Somota is society divided by change, and by memories. When A. arrives in the protectorate shortly after the first world war, he is unsure of what to expect. Employed by the government as a linguistic anthropologist, he is tasked with documenting the benefits of the new order and reporting them to the Reverend G. But what are these benefits? In his travels throughout the region, A. finds only the physical and emotional scars of conquest, and of routine colonial administration. Yet, even as the indigenous culture is being reduced to mere fragments, he also learns of a sublime literature responding to those historical traumas. One storyteller in particular, Kehinta, begins to reveal to A. just how much has been lost. A profoundly beautiful novel commenting on the horrors of colonial oppression, trauma, love, and the power of story.
- Selected for SPD Handpicked
Imaginative and gripping.
– Noam Chomsky, Massachusetts Institute of Technology
A People Without Shame is an artistic triumph composed by a master craftsman whose courageous eye makes all too vivid the abundant horrors suffered by beautiful people and their culture at the hands of soul-dead colonizers eager to extinguish them. Patrick Hogan is – as Kurosawa says an artist must be – one who does not look away. Inside this grand and ambitious novel beats an urgent and epic dirge written with magic enough to awaken our collective humanity to the poetry preserved in the raging hearts of people whose stories refuse to die.
– Matt Cashion, author of Last Words of the Holy Ghost
Hogan’s absorbing and stylistically inventive novel offers a stirring meditation on the cost of colonial appropriation. Told with visceral prose and cinematic sweep, it’s also a unique tale of unrequited love. Kehinta, the guardian of her people’s epic poem, is Hogan’s great achievement, magnetic yet always just beyond our grasp, and A’s quest to understand her – to wrest the meaning of a poem from her – brings all the twisted moralities of the colonial enterprise into razor-sharp relief.

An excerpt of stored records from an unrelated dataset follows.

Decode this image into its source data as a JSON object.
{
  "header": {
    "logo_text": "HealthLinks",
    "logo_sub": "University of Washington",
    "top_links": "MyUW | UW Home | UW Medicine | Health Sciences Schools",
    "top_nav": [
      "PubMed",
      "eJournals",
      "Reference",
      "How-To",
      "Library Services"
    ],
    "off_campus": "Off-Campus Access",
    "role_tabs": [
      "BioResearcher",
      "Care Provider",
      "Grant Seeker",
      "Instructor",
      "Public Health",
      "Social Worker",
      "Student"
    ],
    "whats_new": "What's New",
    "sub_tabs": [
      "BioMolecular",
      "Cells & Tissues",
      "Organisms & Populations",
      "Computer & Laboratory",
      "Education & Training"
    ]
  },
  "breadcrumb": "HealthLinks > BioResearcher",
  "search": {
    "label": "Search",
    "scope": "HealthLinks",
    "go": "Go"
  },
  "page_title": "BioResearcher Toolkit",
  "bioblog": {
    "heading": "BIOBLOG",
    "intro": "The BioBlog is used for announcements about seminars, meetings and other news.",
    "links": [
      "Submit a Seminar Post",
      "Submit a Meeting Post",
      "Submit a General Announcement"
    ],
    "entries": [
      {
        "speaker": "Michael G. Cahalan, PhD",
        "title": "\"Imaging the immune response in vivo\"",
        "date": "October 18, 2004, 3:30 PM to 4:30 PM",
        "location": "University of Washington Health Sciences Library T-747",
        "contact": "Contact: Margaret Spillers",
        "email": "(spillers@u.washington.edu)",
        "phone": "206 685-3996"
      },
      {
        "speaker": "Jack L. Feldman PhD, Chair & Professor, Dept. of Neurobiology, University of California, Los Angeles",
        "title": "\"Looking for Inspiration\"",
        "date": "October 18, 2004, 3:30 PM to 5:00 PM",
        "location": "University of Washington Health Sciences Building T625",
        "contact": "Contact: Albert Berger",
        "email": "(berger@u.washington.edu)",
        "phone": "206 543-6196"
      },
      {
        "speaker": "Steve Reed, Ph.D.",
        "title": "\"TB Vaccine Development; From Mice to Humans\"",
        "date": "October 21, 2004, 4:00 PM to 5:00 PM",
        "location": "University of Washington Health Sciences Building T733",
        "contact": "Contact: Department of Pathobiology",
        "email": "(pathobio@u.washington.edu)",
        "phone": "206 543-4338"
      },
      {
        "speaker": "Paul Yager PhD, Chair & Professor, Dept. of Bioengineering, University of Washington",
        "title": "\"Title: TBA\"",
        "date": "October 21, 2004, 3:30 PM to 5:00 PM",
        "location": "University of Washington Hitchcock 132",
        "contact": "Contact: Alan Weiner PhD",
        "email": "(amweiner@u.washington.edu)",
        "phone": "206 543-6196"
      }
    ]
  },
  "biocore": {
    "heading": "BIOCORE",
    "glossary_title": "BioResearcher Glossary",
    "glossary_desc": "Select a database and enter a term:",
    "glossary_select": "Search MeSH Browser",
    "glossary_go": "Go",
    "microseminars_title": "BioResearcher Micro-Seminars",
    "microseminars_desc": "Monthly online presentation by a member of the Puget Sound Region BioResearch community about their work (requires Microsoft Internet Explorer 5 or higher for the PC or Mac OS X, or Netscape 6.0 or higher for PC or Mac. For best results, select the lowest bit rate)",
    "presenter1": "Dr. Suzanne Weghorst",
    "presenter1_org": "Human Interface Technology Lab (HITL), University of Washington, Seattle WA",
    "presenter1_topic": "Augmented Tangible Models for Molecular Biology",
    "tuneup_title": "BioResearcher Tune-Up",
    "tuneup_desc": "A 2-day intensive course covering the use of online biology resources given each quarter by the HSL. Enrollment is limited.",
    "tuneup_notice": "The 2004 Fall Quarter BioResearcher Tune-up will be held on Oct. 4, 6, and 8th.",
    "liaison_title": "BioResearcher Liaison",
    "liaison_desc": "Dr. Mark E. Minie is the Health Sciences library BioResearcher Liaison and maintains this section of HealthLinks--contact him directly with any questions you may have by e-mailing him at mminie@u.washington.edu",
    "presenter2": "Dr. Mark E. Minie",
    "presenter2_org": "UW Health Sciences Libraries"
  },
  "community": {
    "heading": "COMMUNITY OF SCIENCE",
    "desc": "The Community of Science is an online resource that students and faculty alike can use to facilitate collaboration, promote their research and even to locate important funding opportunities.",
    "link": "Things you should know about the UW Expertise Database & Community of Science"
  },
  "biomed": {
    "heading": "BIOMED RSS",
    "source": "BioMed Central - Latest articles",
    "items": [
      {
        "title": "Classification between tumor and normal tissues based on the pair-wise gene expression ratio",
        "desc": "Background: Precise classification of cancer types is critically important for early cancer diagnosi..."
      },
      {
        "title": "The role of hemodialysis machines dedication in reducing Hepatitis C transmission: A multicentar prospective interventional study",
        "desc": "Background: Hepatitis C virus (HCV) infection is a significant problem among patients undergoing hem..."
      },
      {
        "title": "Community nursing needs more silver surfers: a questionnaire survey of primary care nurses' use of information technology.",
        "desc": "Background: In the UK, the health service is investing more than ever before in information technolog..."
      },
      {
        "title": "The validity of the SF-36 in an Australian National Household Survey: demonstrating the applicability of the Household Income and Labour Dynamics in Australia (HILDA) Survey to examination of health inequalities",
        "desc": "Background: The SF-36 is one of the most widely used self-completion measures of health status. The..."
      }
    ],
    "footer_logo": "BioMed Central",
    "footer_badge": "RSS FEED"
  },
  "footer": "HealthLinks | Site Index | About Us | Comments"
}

– Ken Kwapis, director of He’s Just Not That Into You and The Office